In Pirate's Treasure, you're given access to one unlocked level and earn keys to unlock levels deeper in the game. Each level, much like Mario 64, has several challenges in which you can compete to earn more keys. This provides users with a stepping-stone for the difficulty of the game and challenges. You can go at your own pace precisely because the game meters out its difficulty carefully.
Pirate's Treasure also includes some minor RPG-elements in the form of player upgrades. Players can upgrade a variety of categories to make their character stronger, faster and more competent in battle, providing an incentive for a player to play deeper into the game.
The incentive is a plus, but is not necessary to have an enjoyable experience with Pirate's Treasure. As an iPhone game, it plays fairly well. There are two virtual buttons on the screen; one moves your character, while the other attacks as you try to complete challenges like "survive for 60 seconds" or 'collect 10 gold pieces'.

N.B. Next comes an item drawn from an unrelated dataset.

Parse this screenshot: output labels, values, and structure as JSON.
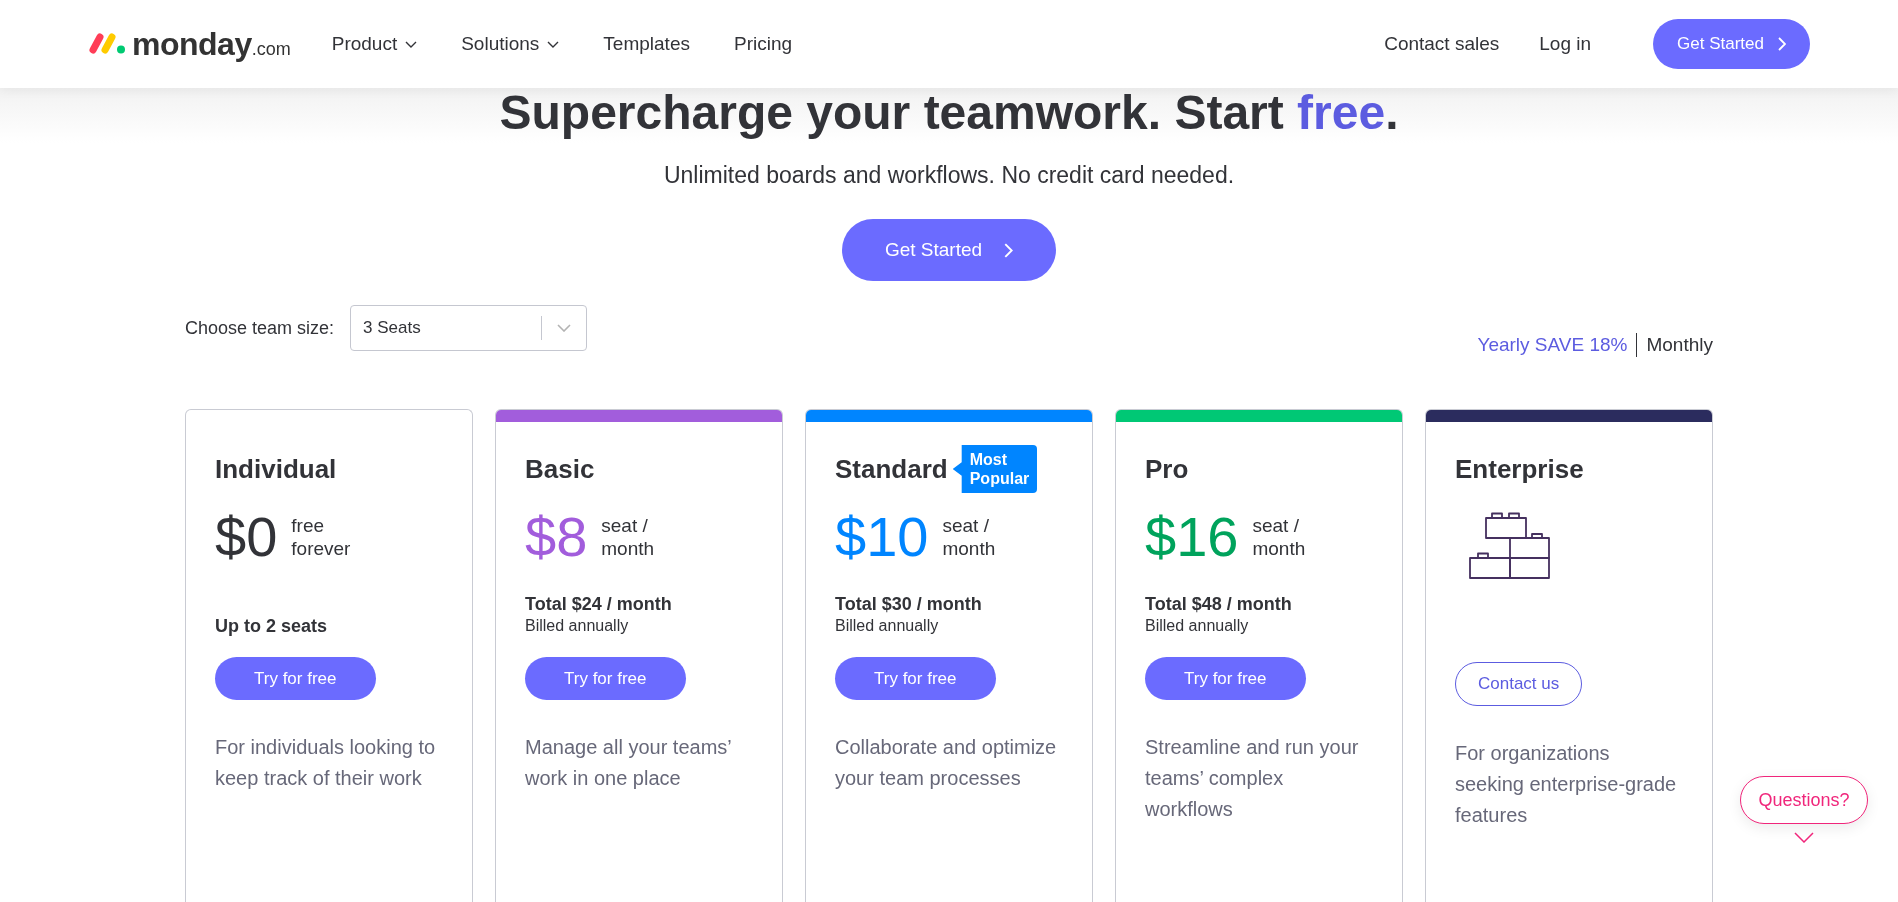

Though, if one sometimes-frustrated reviewer can offer a tip: do not tap the attack button like you're firing off a gun. Enemies will come at you from all angles in Pirate's Treasure; moving the fire button around in a 360 degree rotation, as the game actually allows, provides amazingly better control than the tap-and-fire option.
Visually, Pirate's Treasure is neither the best, nor worst, adventure iPhone game, but it's certainly more than serviceable and doesn't seem to suffer from slowdown, even when the screen is buzzing with enemies.
While your enjoyment of this app may depend a bit on how well you know the source material - pirates only go so far for some folks - this is a well-made game that borrows the right elements from action, RPG, and shooting games alike.